Teaching should and must be taught in Te Reo Maori, says Cook Islands master navigator and captain Peia Patai.

Patai led Te Puna Marama Voyaging Foundation ‘Iri’iri Kapua no runga I te Tuku Kaveinga Maori a te Ui Tupuna’ – a two-day workshop to discuss, collect and document in Cook Islands Maori, our star, constellations and other traditional navigational terms. The workshop held at the National Auditorium is also to enable the creation of resources and a curriculum in Te Reo Maori to teach navigation in the Cook Islands.
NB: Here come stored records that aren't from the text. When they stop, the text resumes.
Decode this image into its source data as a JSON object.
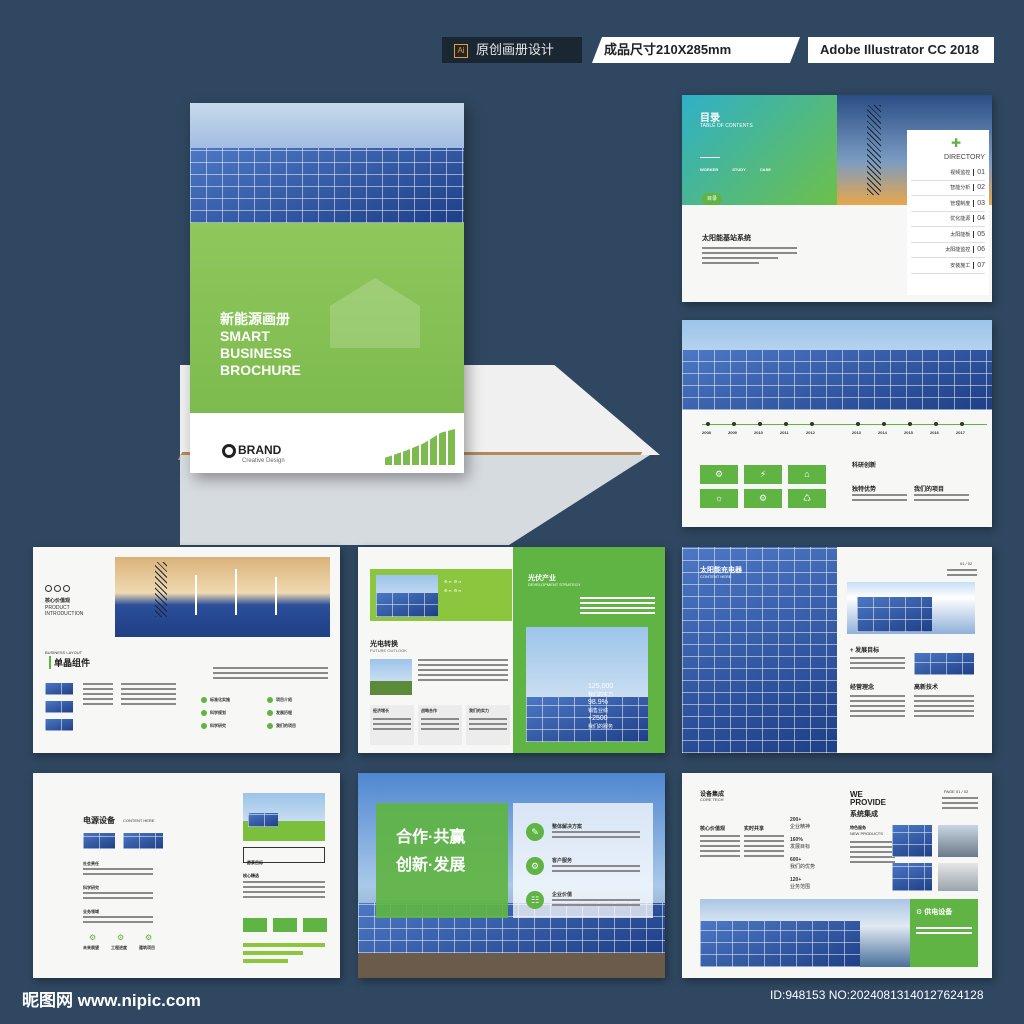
{
  "header": {
    "tag1": "原创画册设计",
    "tag1_icon": "Ai",
    "tag2": "成品尺寸210X285mm",
    "tag3": "Adobe Illustrator CC 2018"
  },
  "cover": {
    "title_cn": "新能源画册",
    "title_en_1": "SMART",
    "title_en_2": "BUSINESS",
    "title_en_3": "BROCHURE",
    "brand": "BRAND",
    "brand_sub": "Creative Design"
  },
  "page_toc": {
    "title": "目录",
    "subtitle": "TABLE OF CONTENTS",
    "tabs": [
      "WORKER",
      "STUDY",
      "CASE"
    ],
    "badge": "目录",
    "section_title": "太阳能基站系统",
    "directory_label": "DIRECTORY",
    "items": [
      {
        "label": "视频监控",
        "num": "01"
      },
      {
        "label": "智能分析",
        "num": "02"
      },
      {
        "label": "管理制度",
        "num": "03"
      },
      {
        "label": "优化能源",
        "num": "04"
      },
      {
        "label": "太阳能板",
        "num": "05"
      },
      {
        "label": "太阳能监控",
        "num": "06"
      },
      {
        "label": "安装施工",
        "num": "07"
      }
    ]
  },
  "page_timeline": {
    "years_left": [
      "2008",
      "2009",
      "2010",
      "2011",
      "2012"
    ],
    "years_right": [
      "2013",
      "2014",
      "2015",
      "2016",
      "2017"
    ],
    "label_a": "科研创新",
    "label_b": "独特优势",
    "label_c": "我们的项目"
  },
  "page_product": {
    "core_value": "核心价值观",
    "product_intro": "PRODUCT INTRODUCTION",
    "layout_label": "BUSINESS LAYOUT",
    "component_title": "单晶组件",
    "checks": [
      "标准化实施",
      "项目介绍",
      "科学规划",
      "发展历程",
      "科学研究",
      "我们的项目"
    ]
  },
  "page_pv": {
    "industry": "光伏产业",
    "industry_sub": "DEVELOPMENT STRATEGY",
    "convert": "光电转换",
    "convert_sub": "FUTURE OUTLOOK",
    "cols": [
      "经济增长",
      "战略合作",
      "我们的实力"
    ],
    "stat1": "125,000",
    "stat1_label": "我们的实力",
    "stat2": "98.9%",
    "stat2_label": "销售业绩",
    "stat3": "+2500",
    "stat3_label": "我们的服务"
  },
  "page_charger": {
    "title": "太阳能充电器",
    "subtitle": "CONTENT HERE",
    "page_num": "01 / 02",
    "goal": "+ 发展目标",
    "concept": "经营理念",
    "tech": "高新技术"
  },
  "page_power": {
    "title": "电源设备",
    "subtitle": "CONTENT HERE",
    "items": [
      "社会责任",
      "科学研究",
      "业务领域"
    ],
    "icons": [
      "未来展望",
      "工程进度",
      "建筑项目"
    ],
    "goal": "愿景目标",
    "core": "核心精选"
  },
  "page_coop": {
    "slogan_1": "合作·共赢",
    "slogan_2": "创新·发展",
    "items": [
      "整体解决方案",
      "客户服务",
      "企业价值"
    ]
  },
  "page_system": {
    "title": "设备集成",
    "subtitle": "CORE TECH",
    "we_provide_1": "WE",
    "we_provide_2": "PROVIDE",
    "system_cn": "系统集成",
    "feature": "特色服务",
    "new_products": "NEW PRODUCTS",
    "page_num": "PAGE 01 / 02",
    "core": "核心价值观",
    "service": "实时共享",
    "stats": [
      {
        "v": "200+",
        "l": "企业精神"
      },
      {
        "v": "160%",
        "l": "发展目标"
      },
      {
        "v": "600+",
        "l": "我们的优势"
      },
      {
        "v": "120+",
        "l": "业务范围"
      }
    ],
    "supply": "供电设备"
  },
  "footer": {
    "logo": "昵图网 www.nipic.com",
    "id": "ID:948153 NO:20240813140127624128"
  },
  "colors": {
    "background": "#2f4760",
    "brand_green": "#5fb443",
    "light_green": "#8cc63f",
    "panel_blue": "#2c4f9a"
  }
}
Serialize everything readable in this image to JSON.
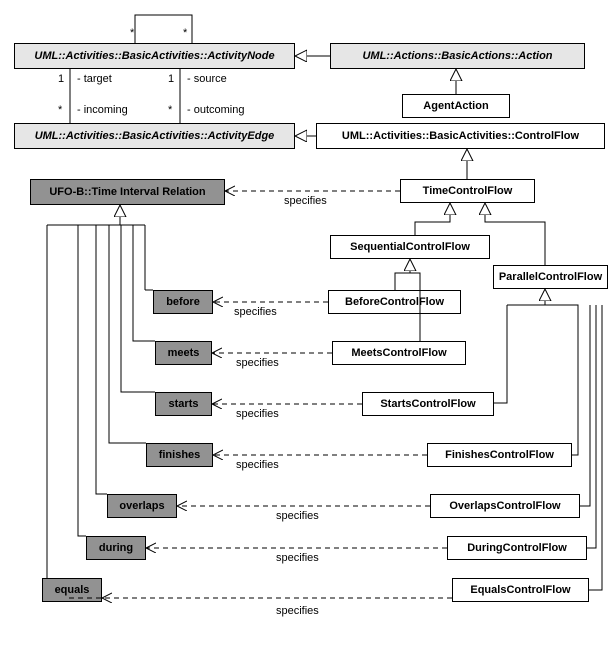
{
  "boxes": {
    "activityNode": "UML::Activities::BasicActivities::ActivityNode",
    "action": "UML::Actions::BasicActions::Action",
    "agentAction": "AgentAction",
    "activityEdge": "UML::Activities::BasicActivities::ActivityEdge",
    "controlFlow": "UML::Activities::BasicActivities::ControlFlow",
    "ufoB": "UFO-B::Time Interval Relation",
    "timeControlFlow": "TimeControlFlow",
    "sequentialControlFlow": "SequentialControlFlow",
    "parallelControlFlow": "ParallelControlFlow",
    "before": "before",
    "meets": "meets",
    "starts": "starts",
    "finishes": "finishes",
    "overlaps": "overlaps",
    "during": "during",
    "equals": "equals",
    "beforeCF": "BeforeControlFlow",
    "meetsCF": "MeetsControlFlow",
    "startsCF": "StartsControlFlow",
    "finishesCF": "FinishesControlFlow",
    "overlapsCF": "OverlapsControlFlow",
    "duringCF": "DuringControlFlow",
    "equalsCF": "EqualsControlFlow"
  },
  "labels": {
    "star": "*",
    "one": "1",
    "target": "- target",
    "source": "- source",
    "incoming": "- incoming",
    "outcoming": "- outcoming",
    "specifies": "specifies"
  }
}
Patai said: “This information we collect will be collated and used to teach traditional navigation in our Cook Islands Maori language.”

“We cannot teach it (traditional navigation) in English, it doesn’t feel right, we must teach it in our reo Maori …”

Patai recognises the wealth of traditional information held by the Pa Metua, the elders, who are considered the holders of knowledge. He has conducted the same workshop in Auckland, New Zealand where many of the older Cook Islands generation live.

“The biggest thing for us is to teach what we have learnt from the ‘holders of knowledge’, for us to teach the knowledge so it doesn’t disappear again.”

Maori names and titles will be compiled and recorded and from this list the navigators will decide which names they will adopt and use for their teachings.

Teachers, Te Kopapa Reo Maori language members, Vaka Marumaru Atua crew were among the mix of attendees at the workshop.

Pleased at the interest shown, Patai said: “I’m excited, and having some teachers present is good, they know how to teach…”

Te Puna Marama Voyaging Foundation member Cecile Martin acknowledged the support from Marumaru Atua – Cook Islands Voyaging Society, New Zealand High Commission and the Ministry of Cultural Development Cook Islands.

Presentations were delivered by Gerald McCormack and Joseph Brider from the Cook Islands Natural Heritage Trust, and Pwo navigator and captain Peia Patai. Topics of discussion included the star compass, initiation of a navigator and the use of kava in traditional ceremonies.